▶ **DESCRIPTION OF THE TASK**: Can you find the lines of the listing that include "title" and copy every one?

▶ **EXERCISE MATERIAL**:
'''

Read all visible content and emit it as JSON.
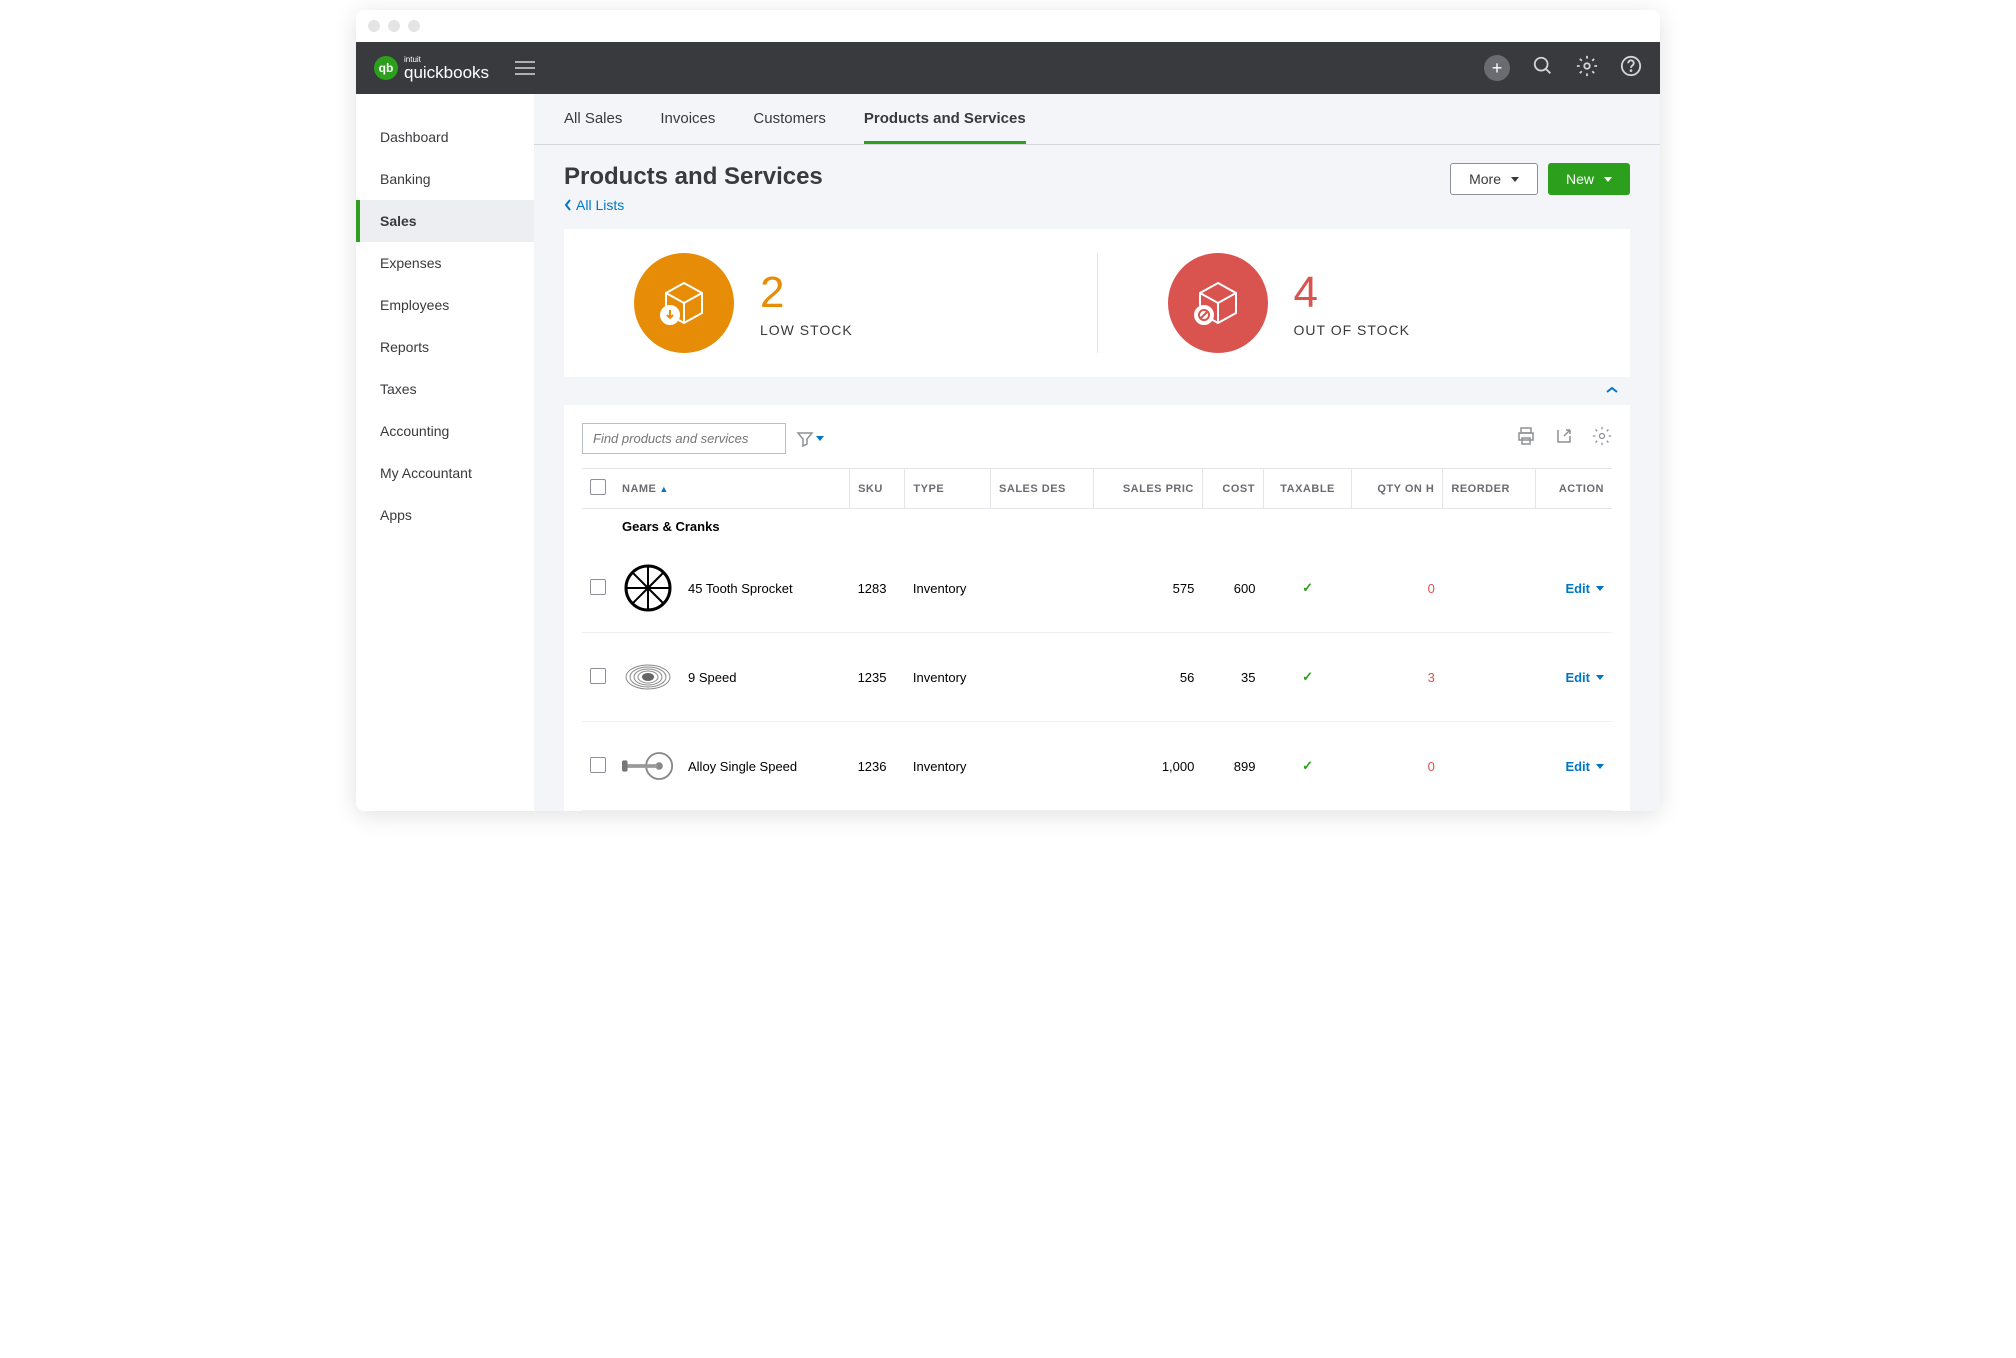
{
  "logo": {
    "small": "intuit",
    "big": "quickbooks"
  },
  "sidebar": {
    "items": [
      "Dashboard",
      "Banking",
      "Sales",
      "Expenses",
      "Employees",
      "Reports",
      "Taxes",
      "Accounting",
      "My Accountant",
      "Apps"
    ],
    "active_index": 2
  },
  "tabs": {
    "items": [
      "All Sales",
      "Invoices",
      "Customers",
      "Products and Services"
    ],
    "active_index": 3
  },
  "page": {
    "title": "Products and Services",
    "back_link": "All Lists",
    "more_button": "More",
    "new_button": "New"
  },
  "stock": {
    "low": {
      "count": "2",
      "label": "LOW STOCK"
    },
    "out": {
      "count": "4",
      "label": "OUT OF STOCK"
    }
  },
  "search": {
    "placeholder": "Find products and services"
  },
  "table": {
    "headers": {
      "name": "NAME",
      "sku": "SKU",
      "type": "TYPE",
      "sales_desc": "SALES DES",
      "sales_price": "SALES PRIC",
      "cost": "COST",
      "taxable": "TAXABLE",
      "qty": "QTY ON H",
      "reorder": "REORDER",
      "action": "ACTION"
    },
    "category": "Gears & Cranks",
    "rows": [
      {
        "name": "45 Tooth Sprocket",
        "sku": "1283",
        "type": "Inventory",
        "sales_price": "575",
        "cost": "600",
        "taxable": true,
        "qty": "0",
        "action": "Edit"
      },
      {
        "name": "9 Speed",
        "sku": "1235",
        "type": "Inventory",
        "sales_price": "56",
        "cost": "35",
        "taxable": true,
        "qty": "3",
        "action": "Edit"
      },
      {
        "name": "Alloy Single Speed",
        "sku": "1236",
        "type": "Inventory",
        "sales_price": "1,000",
        "cost": "899",
        "taxable": true,
        "qty": "0",
        "action": "Edit"
      }
    ]
  }
}
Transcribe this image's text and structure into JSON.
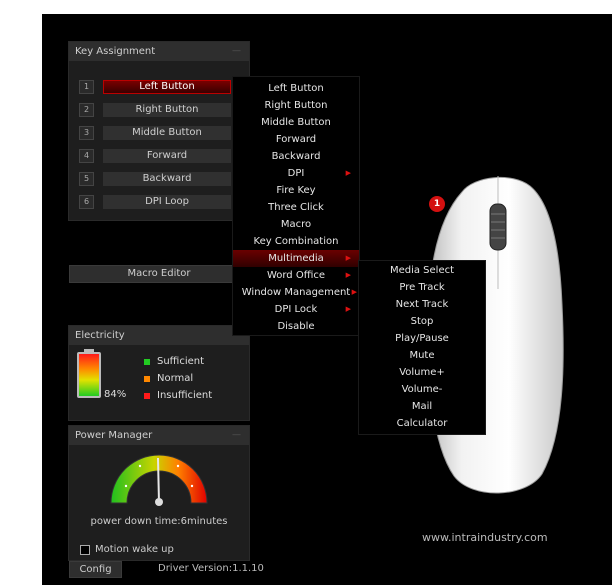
{
  "key_assignment": {
    "title": "Key Assignment",
    "collapse": "—",
    "rows": [
      {
        "num": "1",
        "label": "Left Button"
      },
      {
        "num": "2",
        "label": "Right Button"
      },
      {
        "num": "3",
        "label": "Middle Button"
      },
      {
        "num": "4",
        "label": "Forward"
      },
      {
        "num": "5",
        "label": "Backward"
      },
      {
        "num": "6",
        "label": "DPI Loop"
      }
    ]
  },
  "macro_editor": {
    "label": "Macro Editor"
  },
  "electricity": {
    "title": "Electricity",
    "percent": "84%",
    "level": 0.84,
    "legend": [
      {
        "label": "Sufficient",
        "color": "#22cc22"
      },
      {
        "label": "Normal",
        "color": "#ff8800"
      },
      {
        "label": "Insufficient",
        "color": "#ff1a1a"
      }
    ]
  },
  "power_manager": {
    "title": "Power Manager",
    "collapse": "—",
    "power_down_text": "power down time:6minutes",
    "motion_wake_label": "Motion wake up",
    "motion_wake_checked": false
  },
  "footer": {
    "config_label": "Config",
    "driver_version": "Driver Version:1.1.10",
    "website": "www.intraindustry.com"
  },
  "context_menu": {
    "items": [
      {
        "label": "Left Button",
        "submenu": false
      },
      {
        "label": "Right Button",
        "submenu": false
      },
      {
        "label": "Middle Button",
        "submenu": false
      },
      {
        "label": "Forward",
        "submenu": false
      },
      {
        "label": "Backward",
        "submenu": false
      },
      {
        "label": "DPI",
        "submenu": true
      },
      {
        "label": "Fire Key",
        "submenu": false
      },
      {
        "label": "Three Click",
        "submenu": false
      },
      {
        "label": "Macro",
        "submenu": false
      },
      {
        "label": "Key Combination",
        "submenu": false
      },
      {
        "label": "Multimedia",
        "submenu": true,
        "highlighted": true
      },
      {
        "label": "Word Office",
        "submenu": true
      },
      {
        "label": "Window Management",
        "submenu": true
      },
      {
        "label": "DPI Lock",
        "submenu": true
      },
      {
        "label": "Disable",
        "submenu": false
      }
    ]
  },
  "multimedia_submenu": {
    "items": [
      "Media Select",
      "Pre Track",
      "Next Track",
      "Stop",
      "Play/Pause",
      "Mute",
      "Volume+",
      "Volume-",
      "Mail",
      "Calculator"
    ]
  },
  "mouse": {
    "badge": "1"
  },
  "colors": {
    "accent": "#b00000",
    "background": "#000000",
    "panel": "#1e1e1e"
  }
}
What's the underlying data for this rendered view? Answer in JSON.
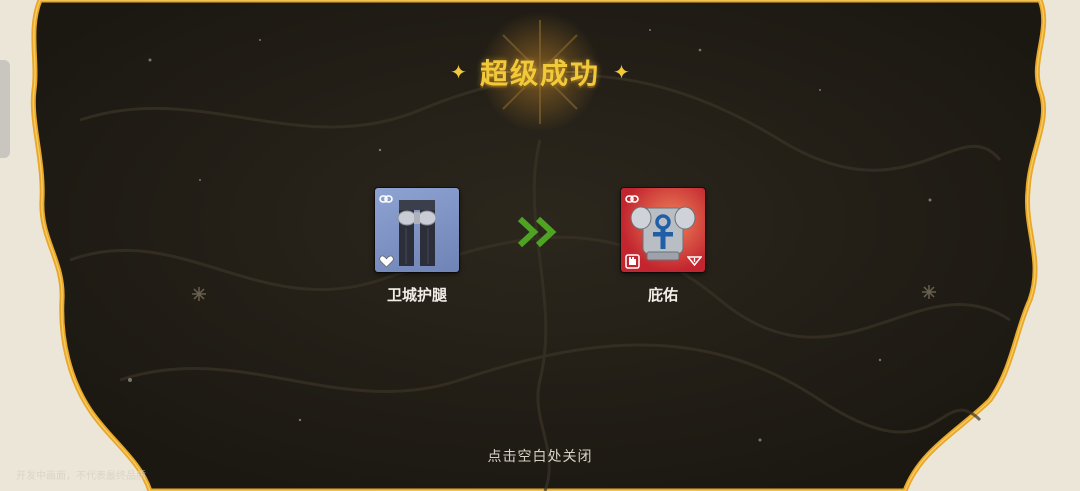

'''

▶ **PROBLEM SOLUTION**:
    "title": "Products and Services",
    "title": "Key Assignment",
    "title": "Electricity",
    "title": "Power Manager",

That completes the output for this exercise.